In the back story, Barry’s gift for description comes to the fore, both the pithy one liner (a comment that a site chosen to build some new houses is rather exposed to the wind brings the retort, “It’s the West of Ireland, he said. There’s a tendency to fucken wind.”), as well as the more lyrical, for example this towards the novel’s end:
The peninsula ran its flank along the line of the coast road. The mountain absorbed the evening light and glowed morbidly. A roadside grotto showed the blue virgin. For the souls of the vehicular dead. By ten the moon was visible and drew her strangely. A vivid, late-summer moon. A xanthic was the word moon. She stopped the car and buzzed the window to hear the breath of sea; a strimmer vexed late in a high field; somewhere too the vixen screamed. On the ribs of the sea the last of the evening sun made bone-white marks. The hills for their part vibrated royally. It was close to night and oh-so-quiet again.
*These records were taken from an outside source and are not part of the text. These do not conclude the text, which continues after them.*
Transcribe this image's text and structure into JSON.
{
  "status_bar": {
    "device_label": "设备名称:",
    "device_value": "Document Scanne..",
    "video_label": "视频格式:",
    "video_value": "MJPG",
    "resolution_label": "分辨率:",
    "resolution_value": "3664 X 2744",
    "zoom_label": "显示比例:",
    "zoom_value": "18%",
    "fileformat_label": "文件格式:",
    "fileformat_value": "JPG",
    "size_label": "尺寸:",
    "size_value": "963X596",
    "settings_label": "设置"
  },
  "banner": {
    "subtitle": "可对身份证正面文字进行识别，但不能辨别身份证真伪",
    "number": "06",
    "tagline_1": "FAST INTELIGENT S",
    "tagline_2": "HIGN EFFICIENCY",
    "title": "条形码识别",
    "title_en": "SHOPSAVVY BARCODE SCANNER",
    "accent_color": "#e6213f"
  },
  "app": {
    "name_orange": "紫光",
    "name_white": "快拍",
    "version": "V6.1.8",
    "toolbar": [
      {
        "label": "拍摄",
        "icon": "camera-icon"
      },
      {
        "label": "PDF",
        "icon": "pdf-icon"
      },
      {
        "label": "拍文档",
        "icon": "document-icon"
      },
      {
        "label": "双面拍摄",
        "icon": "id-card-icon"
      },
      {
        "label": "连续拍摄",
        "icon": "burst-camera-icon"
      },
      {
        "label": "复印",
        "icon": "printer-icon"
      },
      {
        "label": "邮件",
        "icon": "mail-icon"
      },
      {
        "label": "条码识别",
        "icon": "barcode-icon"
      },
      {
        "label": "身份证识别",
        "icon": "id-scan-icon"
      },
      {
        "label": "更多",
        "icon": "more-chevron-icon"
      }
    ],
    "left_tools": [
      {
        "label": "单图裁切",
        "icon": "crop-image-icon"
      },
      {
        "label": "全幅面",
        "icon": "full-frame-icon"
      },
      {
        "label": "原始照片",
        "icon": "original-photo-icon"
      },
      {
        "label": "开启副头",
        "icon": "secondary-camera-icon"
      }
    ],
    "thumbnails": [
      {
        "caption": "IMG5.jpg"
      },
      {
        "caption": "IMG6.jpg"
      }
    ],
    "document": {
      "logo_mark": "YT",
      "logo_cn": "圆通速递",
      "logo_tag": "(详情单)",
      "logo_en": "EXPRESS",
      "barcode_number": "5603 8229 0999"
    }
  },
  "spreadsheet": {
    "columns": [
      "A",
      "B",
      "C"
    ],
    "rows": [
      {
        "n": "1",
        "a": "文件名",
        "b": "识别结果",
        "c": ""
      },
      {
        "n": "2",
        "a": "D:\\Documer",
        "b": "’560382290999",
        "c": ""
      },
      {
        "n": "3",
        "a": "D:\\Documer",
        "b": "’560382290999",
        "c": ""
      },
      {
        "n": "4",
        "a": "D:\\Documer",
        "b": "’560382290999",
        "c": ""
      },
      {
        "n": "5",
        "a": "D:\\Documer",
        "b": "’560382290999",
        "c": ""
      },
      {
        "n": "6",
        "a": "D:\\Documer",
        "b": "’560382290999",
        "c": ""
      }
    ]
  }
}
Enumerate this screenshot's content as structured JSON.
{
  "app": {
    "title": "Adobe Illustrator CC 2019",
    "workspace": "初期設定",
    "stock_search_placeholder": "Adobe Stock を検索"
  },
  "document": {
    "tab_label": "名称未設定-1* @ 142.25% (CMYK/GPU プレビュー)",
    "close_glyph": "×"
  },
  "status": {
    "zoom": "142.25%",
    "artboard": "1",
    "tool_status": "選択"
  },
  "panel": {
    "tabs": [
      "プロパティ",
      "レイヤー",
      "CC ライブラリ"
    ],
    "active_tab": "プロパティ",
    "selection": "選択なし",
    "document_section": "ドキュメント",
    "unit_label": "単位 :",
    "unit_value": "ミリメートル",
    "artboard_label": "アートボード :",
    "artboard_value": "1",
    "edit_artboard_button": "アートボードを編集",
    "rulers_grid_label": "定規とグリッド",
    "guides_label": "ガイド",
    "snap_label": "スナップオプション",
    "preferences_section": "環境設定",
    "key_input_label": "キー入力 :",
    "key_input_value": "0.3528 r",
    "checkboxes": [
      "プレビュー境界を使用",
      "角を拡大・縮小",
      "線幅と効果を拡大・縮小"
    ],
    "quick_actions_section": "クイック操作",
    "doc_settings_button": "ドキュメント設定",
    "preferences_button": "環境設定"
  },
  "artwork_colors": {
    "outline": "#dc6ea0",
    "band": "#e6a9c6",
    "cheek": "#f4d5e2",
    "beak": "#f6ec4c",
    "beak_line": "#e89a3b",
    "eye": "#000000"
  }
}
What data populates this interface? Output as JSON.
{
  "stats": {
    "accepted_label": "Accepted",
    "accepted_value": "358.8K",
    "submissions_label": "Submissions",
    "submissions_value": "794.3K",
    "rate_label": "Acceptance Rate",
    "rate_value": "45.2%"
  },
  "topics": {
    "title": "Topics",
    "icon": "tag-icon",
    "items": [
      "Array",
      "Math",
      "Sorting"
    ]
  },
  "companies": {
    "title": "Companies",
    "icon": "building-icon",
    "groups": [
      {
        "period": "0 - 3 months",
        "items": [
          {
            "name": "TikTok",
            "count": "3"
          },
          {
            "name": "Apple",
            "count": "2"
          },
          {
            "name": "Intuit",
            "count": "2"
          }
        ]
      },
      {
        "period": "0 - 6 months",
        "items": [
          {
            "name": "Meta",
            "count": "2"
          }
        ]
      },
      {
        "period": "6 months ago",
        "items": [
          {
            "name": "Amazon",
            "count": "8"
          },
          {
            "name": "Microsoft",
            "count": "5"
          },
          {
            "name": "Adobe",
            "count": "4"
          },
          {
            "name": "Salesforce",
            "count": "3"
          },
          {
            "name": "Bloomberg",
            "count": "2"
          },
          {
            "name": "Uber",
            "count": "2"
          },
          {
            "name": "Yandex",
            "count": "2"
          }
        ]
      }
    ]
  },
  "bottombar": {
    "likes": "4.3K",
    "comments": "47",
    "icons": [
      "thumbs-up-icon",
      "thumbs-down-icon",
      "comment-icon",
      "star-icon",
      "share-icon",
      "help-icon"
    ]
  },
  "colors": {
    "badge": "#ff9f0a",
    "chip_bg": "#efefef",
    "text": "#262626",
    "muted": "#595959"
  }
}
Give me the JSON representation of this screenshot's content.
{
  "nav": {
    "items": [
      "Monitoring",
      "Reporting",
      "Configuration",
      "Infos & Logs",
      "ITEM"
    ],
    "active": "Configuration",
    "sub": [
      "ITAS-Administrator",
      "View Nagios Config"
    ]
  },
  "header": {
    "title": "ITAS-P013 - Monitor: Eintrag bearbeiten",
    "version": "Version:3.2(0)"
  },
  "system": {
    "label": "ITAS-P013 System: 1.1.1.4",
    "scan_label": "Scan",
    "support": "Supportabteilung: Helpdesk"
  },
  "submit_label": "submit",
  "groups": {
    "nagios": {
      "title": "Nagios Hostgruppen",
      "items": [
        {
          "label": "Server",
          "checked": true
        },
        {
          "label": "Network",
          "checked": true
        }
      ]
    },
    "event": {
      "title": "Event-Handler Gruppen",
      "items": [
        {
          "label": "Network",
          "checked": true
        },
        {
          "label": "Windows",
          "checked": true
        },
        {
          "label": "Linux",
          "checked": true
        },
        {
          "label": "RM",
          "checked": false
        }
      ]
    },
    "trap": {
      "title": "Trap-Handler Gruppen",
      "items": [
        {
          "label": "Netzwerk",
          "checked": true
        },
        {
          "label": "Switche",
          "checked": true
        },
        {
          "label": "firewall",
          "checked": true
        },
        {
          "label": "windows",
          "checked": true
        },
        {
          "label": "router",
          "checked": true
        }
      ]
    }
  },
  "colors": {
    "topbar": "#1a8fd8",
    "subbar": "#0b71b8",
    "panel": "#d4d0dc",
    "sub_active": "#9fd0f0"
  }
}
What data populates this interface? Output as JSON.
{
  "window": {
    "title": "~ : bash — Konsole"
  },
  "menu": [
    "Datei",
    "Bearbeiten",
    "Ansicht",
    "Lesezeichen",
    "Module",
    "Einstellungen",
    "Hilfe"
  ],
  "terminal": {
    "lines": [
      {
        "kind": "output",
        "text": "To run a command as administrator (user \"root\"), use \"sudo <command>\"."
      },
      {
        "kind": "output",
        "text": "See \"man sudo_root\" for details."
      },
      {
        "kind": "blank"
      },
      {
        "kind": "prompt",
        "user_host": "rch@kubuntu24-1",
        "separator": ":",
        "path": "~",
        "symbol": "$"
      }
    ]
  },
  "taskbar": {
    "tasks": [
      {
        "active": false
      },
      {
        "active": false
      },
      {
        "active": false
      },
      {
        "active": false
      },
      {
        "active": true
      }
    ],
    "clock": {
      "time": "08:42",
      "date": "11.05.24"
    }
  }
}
As well as Barry’s signature from City of Bohane, the clothing description, here Charlie on his first trip to Spain to arrange a drug deal from Morocco:
He wore a two-piece velour Gio-Goi tracksuit, a Kangol slouch hat and some kind of Brazilian — fucken Brazilian — trainers. The soles were made out of virgin rubber, Charlie had confided, with soft wonder in his voice. Charlie every month bought The Face and i-D magazines, spent hours on the fashion layouts, poring over them, with an expert’s keen and rueful air.
Are you trying to look like you’re involved in the fucken drug business? Maurice said. Drug business? Charlie said. I’m import– export. I’ve flown in for a trade show.
It’s an atmospheric novel with a simple but ultimately powerful story as we come to understand why Tilly left home, and why the two men are there.